To make the top tier look like a road, I used a sharp knife and cut out a sloping “road”. I did this after I did the “flash-freezing” because it made cutting easier as the cake isn’t crumbly. Then I frosted the tops and sides. The red “Teddy” emblem was made using red fondant. I made a template using a cereal box, laid it on top of rolled out fondant, and then cut around it with a sharp knife. I used a black food writing marker that you can buy at Hobby Lobby or Wal-Mart.
The road is also fondant colored with black food gel. That same fondant is used to make the “V” shape behind the red “Teddy” emblem. The mountains are brown colored fondant. I used a pizza cutter to shape them before sticking them on. To get fondant shapes to stick to fondant, just use your finger tip to rub a little bit of water on it and they will adhere to each other. The cactus is made from green fondant that I rolled into small pieces between my hands rather than rolling them flat. It gave it more of a 3D look. The white lines on the road were left over frosting that I had used. I just put a little in a plastic baggy and cut of the tip so that I could pipe on the lines. At that point my hands were shaky so the lines are not as straight as they could have been. The little cars actually came out of a CARS activity book that my son has had for months. They worked perfectly as they were the perfect size. Had I not had those, I’m sure any of his regular die-cast cars would have worked, but I wouldn’t have been able to get as many on there. The black wheels and gold trophies around the middle tier came out of a CARS tic-tac-toe game that I found at the dollar store. And the arrow sign and flag came out of the toy box. None of that stuff was edible, but it sure added to the theme of the cake. Plus, I’m not sure I would have been able to sculpt those cars out of fondant or gum paste.

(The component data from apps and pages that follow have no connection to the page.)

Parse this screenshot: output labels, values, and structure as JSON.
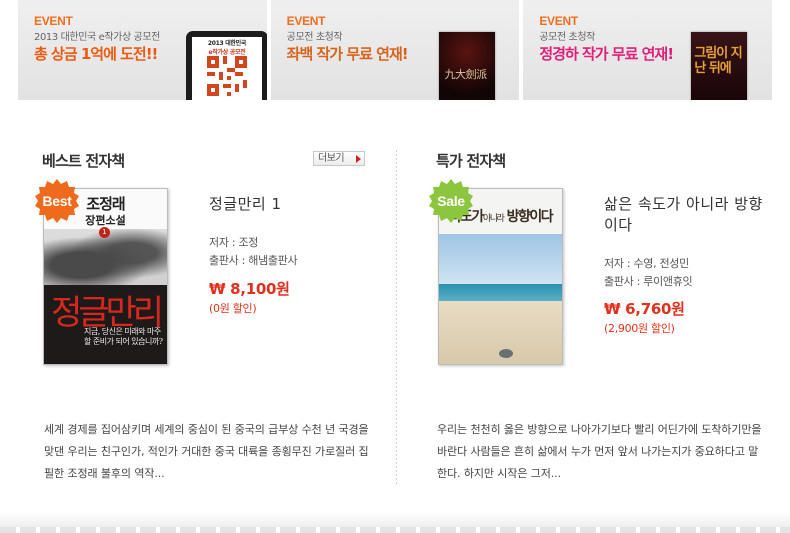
{
  "banners": [
    {
      "event": "EVENT",
      "sub": "2013 대한민국 e작가상 공모전",
      "head": "총 상금 1억에 도전!!",
      "tablet_line1": "2013 대한민국",
      "tablet_line2": "e작가상 공모전"
    },
    {
      "event": "EVENT",
      "sub": "공모전 초청작",
      "head": "좌백 작가 무료 연재!",
      "cover_text": "九大劍派"
    },
    {
      "event": "EVENT",
      "sub": "공모전 초청작",
      "head": "정경하 작가 무료 연재!",
      "cover_text": "그림이 지난 뒤에"
    }
  ],
  "best": {
    "section_title": "베스트 전자책",
    "more_label": "더보기",
    "badge": "Best",
    "badge_color": "#ef6a1c",
    "title": "정글만리 1",
    "author": "저자 : 조정",
    "publisher": "출판사 : 해냄출판사",
    "price": "₩ 8,100원",
    "discount": "(0원 할인)",
    "description": "세계 경제를 집어삼키며 세계의 중심이 된 중국의 급부상 수천 년 국경을 맞댄 우리는 친구인가, 적인가 거대한 중국 대륙을 종횡무진 가로질러 집필한 조정래 불후의 역작...",
    "cover": {
      "author": "조정래",
      "genre": "장편소설",
      "volume": "1",
      "big_title": "정글만리",
      "quote": "지금, 당신은 미래와 마주할 준비가 되어 있습니까?"
    }
  },
  "sale": {
    "section_title": "특가 전자책",
    "badge": "Sale",
    "badge_color": "#8cc63f",
    "title": "삶은 속도가 아니라 방향이다",
    "author": "저자 : 수영, 전성민",
    "publisher": "출판사 : 루이앤휴잇",
    "price": "₩ 6,760원",
    "discount": "(2,900원 할인)",
    "description": "우리는 천천히 옳은 방향으로 나아가기보다 빨리 어딘가에 도착하기만을 바란다 사람들은 흔히 삶에서 누가 먼저 앞서 나가는지가 중요하다고 말한다. 하지만 시작은 그저...",
    "cover": {
      "title_main": "속도가",
      "title_mid": "아니라",
      "title_end": "방향이다"
    }
  }
}
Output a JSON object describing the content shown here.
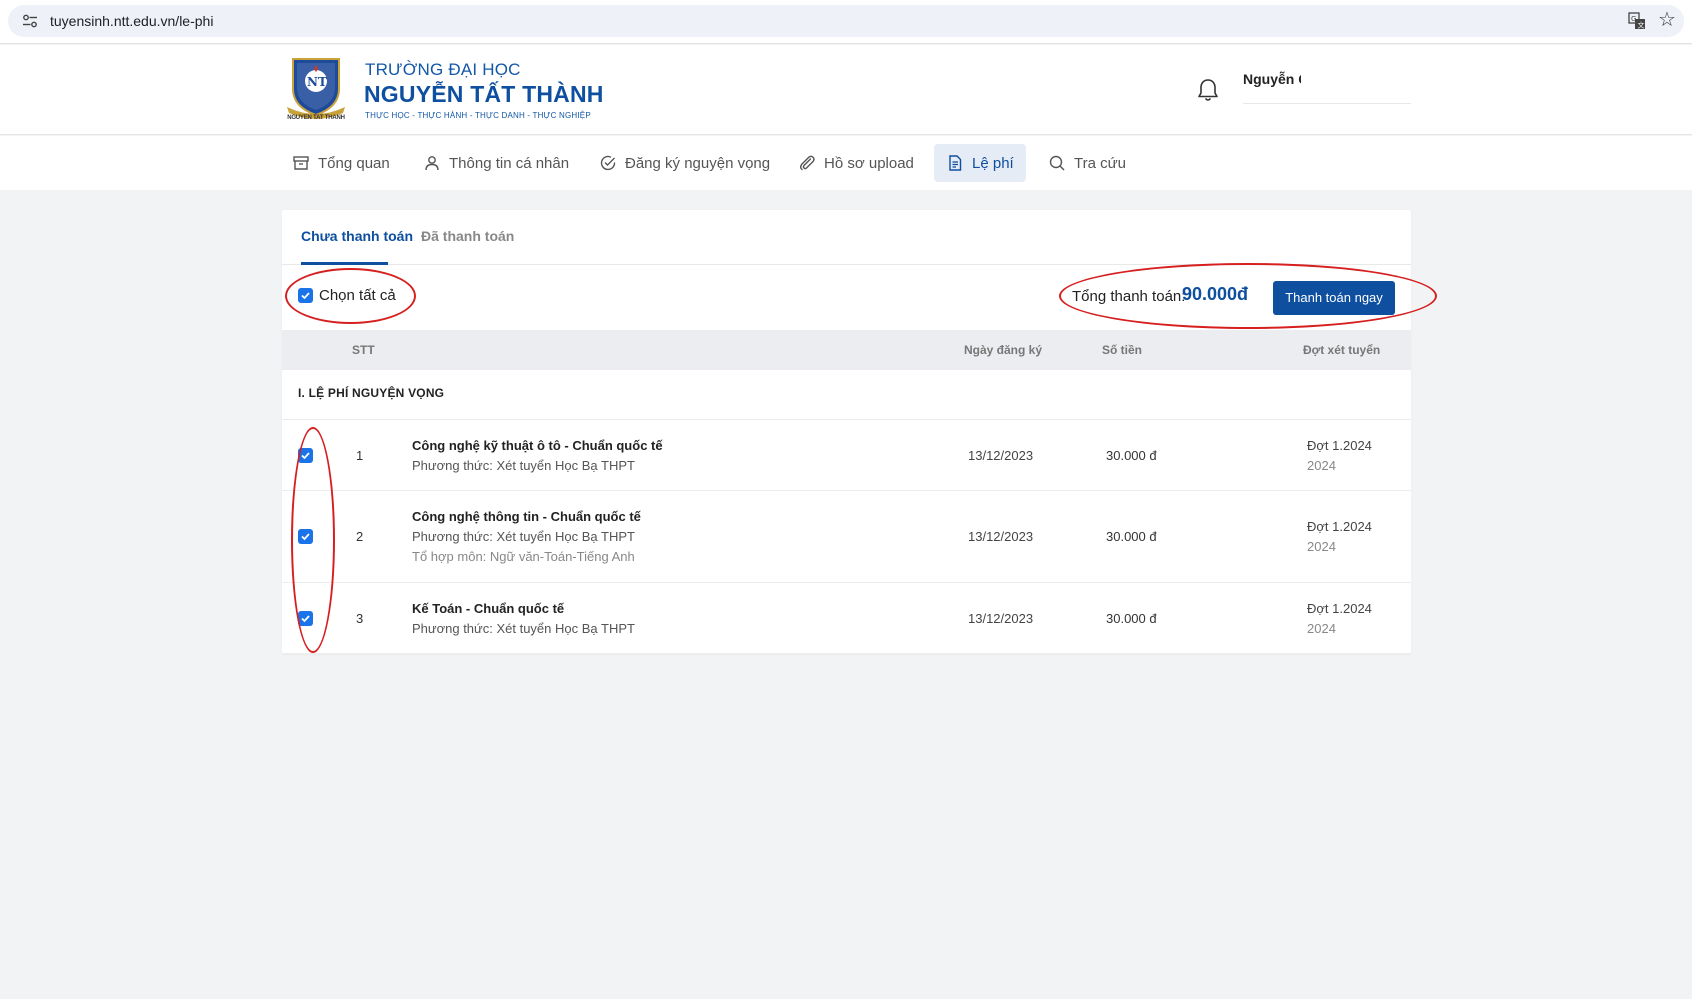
{
  "browser": {
    "url": "tuyensinh.ntt.edu.vn/le-phi"
  },
  "header": {
    "logo_caption": "NGUYEN TAT THANH",
    "brand_line1": "TRƯỜNG ĐẠI HỌC",
    "brand_line2": "NGUYỄN TẤT THÀNH",
    "slogan": "THỰC HỌC - THỰC HÀNH - THỰC DANH - THỰC NGHIỆP",
    "user_name": "Nguyễn C"
  },
  "nav": {
    "items": [
      {
        "label": "Tổng quan",
        "icon": "archive-icon"
      },
      {
        "label": "Thông tin cá nhân",
        "icon": "user-icon"
      },
      {
        "label": "Đăng ký nguyện vọng",
        "icon": "check-circle-icon"
      },
      {
        "label": "Hồ sơ upload",
        "icon": "paperclip-icon"
      },
      {
        "label": "Lệ phí",
        "icon": "document-icon"
      },
      {
        "label": "Tra cứu",
        "icon": "search-icon"
      }
    ],
    "active": "Lệ phí"
  },
  "tabs": {
    "unpaid": "Chưa thanh toán",
    "paid": "Đã thanh toán",
    "active": "Chưa thanh toán"
  },
  "toolbar": {
    "select_all_label": "Chọn tất cả",
    "select_all_checked": true,
    "total_label": "Tổng thanh toán:",
    "total_value": "90.000đ",
    "pay_button_label": "Thanh toán ngay"
  },
  "table": {
    "headers": {
      "stt": "STT",
      "date": "Ngày đăng ký",
      "amount": "Số tiền",
      "round": "Đợt xét tuyển"
    },
    "section_title": "I. LỆ PHÍ NGUYỆN VỌNG",
    "rows": [
      {
        "checked": true,
        "stt": "1",
        "course": "Công nghệ kỹ thuật ô tô - Chuẩn quốc tế",
        "method": "Phương thức: Xét tuyển Học Bạ THPT",
        "combo": "",
        "date": "13/12/2023",
        "amount": "30.000 đ",
        "round": "Đợt 1.2024",
        "year": "2024"
      },
      {
        "checked": true,
        "stt": "2",
        "course": "Công nghệ thông tin - Chuẩn quốc tế",
        "method": "Phương thức: Xét tuyển Học Bạ THPT",
        "combo": "Tổ hợp môn: Ngữ văn-Toán-Tiếng Anh",
        "date": "13/12/2023",
        "amount": "30.000 đ",
        "round": "Đợt 1.2024",
        "year": "2024"
      },
      {
        "checked": true,
        "stt": "3",
        "course": "Kế Toán - Chuẩn quốc tế",
        "method": "Phương thức: Xét tuyển Học Bạ THPT",
        "combo": "",
        "date": "13/12/2023",
        "amount": "30.000 đ",
        "round": "Đợt 1.2024",
        "year": "2024"
      }
    ]
  },
  "colors": {
    "brand": "#0e4fa0",
    "checkbox": "#1a73e8",
    "annotation": "#d62020"
  }
}
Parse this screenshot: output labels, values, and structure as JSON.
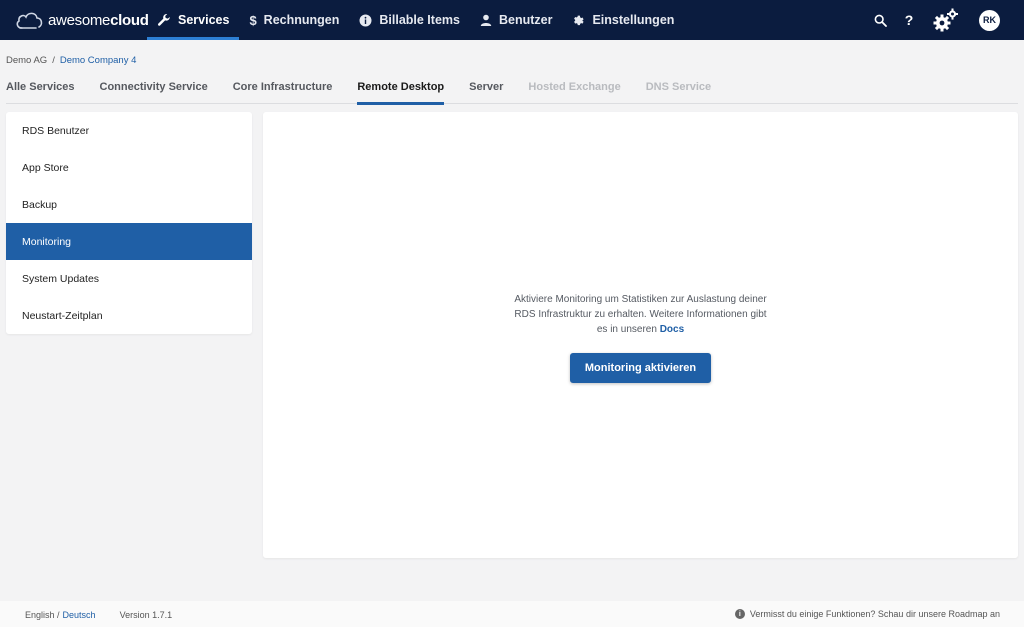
{
  "app": {
    "logo_thin": "awesome",
    "logo_bold": "cloud"
  },
  "nav": {
    "items": [
      {
        "label": "Services",
        "icon": "wrench-icon"
      },
      {
        "label": "Rechnungen",
        "icon": "dollar-icon"
      },
      {
        "label": "Billable Items",
        "icon": "info-icon"
      },
      {
        "label": "Benutzer",
        "icon": "user-icon"
      },
      {
        "label": "Einstellungen",
        "icon": "gear-icon"
      }
    ],
    "active_index": 0
  },
  "topright": {
    "help": "?",
    "avatar_initials": "RK",
    "icons": [
      "search-icon",
      "help-icon",
      "settings-gears-icon",
      "avatar"
    ]
  },
  "breadcrumb": {
    "root": "Demo AG",
    "separator": "/",
    "current": "Demo Company 4"
  },
  "tabs": [
    {
      "label": "Alle Services"
    },
    {
      "label": "Connectivity Service"
    },
    {
      "label": "Core Infrastructure"
    },
    {
      "label": "Remote Desktop",
      "active": true
    },
    {
      "label": "Server"
    },
    {
      "label": "Hosted Exchange",
      "disabled": true
    },
    {
      "label": "DNS Service",
      "disabled": true
    }
  ],
  "sidebar": {
    "items": [
      {
        "label": "RDS Benutzer"
      },
      {
        "label": "App Store"
      },
      {
        "label": "Backup"
      },
      {
        "label": "Monitoring",
        "active": true
      },
      {
        "label": "System Updates"
      },
      {
        "label": "Neustart-Zeitplan"
      }
    ]
  },
  "main": {
    "message": "Aktiviere Monitoring um Statistiken zur Auslastung deiner RDS Infrastruktur zu erhalten. Weitere Informationen gibt es in unseren",
    "docs_link": "Docs",
    "button_label": "Monitoring aktivieren"
  },
  "footer": {
    "lang_en": "English /",
    "lang_de": "Deutsch",
    "version": "Version 1.7.1",
    "roadmap_text": "Vermisst du einige Funktionen? Schau dir unsere Roadmap an"
  },
  "colors": {
    "topbar": "#0b1c3f",
    "accent": "#1f5fa6",
    "nav_active_underline": "#2d7fd4",
    "background": "#f3f3f4"
  }
}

To stack the tiers I used several drinking straws. Once the tiers were covered in fondant, I pressed drinking straws through the cake and cut them level with the cake. You will notice that the tiers are not exactly centered. I offset them so that I could have room to set the cars on the sides of the tiers. I started by putting one in the center and then just placed about 4-6 more where I thought they needed to go. I should have mentioned earlier that the tiers are setting on round pieces of cardboard that I cut from a box and covered in foil. I used my round cake pans as the template by simply tracing around them onto a thick piece of cardboard. You can also buy these cake rounds from Wal-Mart or Hobby Lobby.
This cake will come together for you easier than you think if you do as much as possible before hand. I had my fondant made early, the cakes all ready and frosted in the freezer, and even made a big batch of buttercream frosting a couple days before baking the cakes. I had the cake rounds ready, the cake board ready and wrapped in red wrapping paper.
A tip regarding working with fondant, if you have long nails, cut them off. You have to smooth fondant onto the cakes and nails just get in the way of that, and they really get in the way with the smaller detailing. Plus, if you knick the fondant, it’s impossible to cover up or smooth out.
Good luck with your cake, and HAVE FUN!